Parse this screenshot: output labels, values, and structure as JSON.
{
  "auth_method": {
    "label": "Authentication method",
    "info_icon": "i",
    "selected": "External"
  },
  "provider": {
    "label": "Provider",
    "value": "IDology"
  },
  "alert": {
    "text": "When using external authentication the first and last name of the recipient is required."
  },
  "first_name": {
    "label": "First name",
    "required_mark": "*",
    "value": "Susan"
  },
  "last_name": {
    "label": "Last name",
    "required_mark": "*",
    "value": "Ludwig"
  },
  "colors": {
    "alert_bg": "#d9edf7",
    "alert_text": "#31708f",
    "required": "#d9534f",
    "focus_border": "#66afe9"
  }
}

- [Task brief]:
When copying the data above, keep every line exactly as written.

- [Response below]:
Parse this screenshot: output labels, values, and structure as JSON.
{
  "auth_method": {
    "label": "Authentication method",
    "info_icon": "i",
    "selected": "External"
  },
  "provider": {
    "label": "Provider",
    "value": "IDology"
  },
  "alert": {
    "text": "When using external authentication the first and last name of the recipient is required."
  },
  "first_name": {
    "label": "First name",
    "required_mark": "*",
    "value": "Susan"
  },
  "last_name": {
    "label": "Last name",
    "required_mark": "*",
    "value": "Ludwig"
  },
  "colors": {
    "alert_bg": "#d9edf7",
    "alert_text": "#31708f",
    "required": "#d9534f",
    "focus_border": "#66afe9"
  }
}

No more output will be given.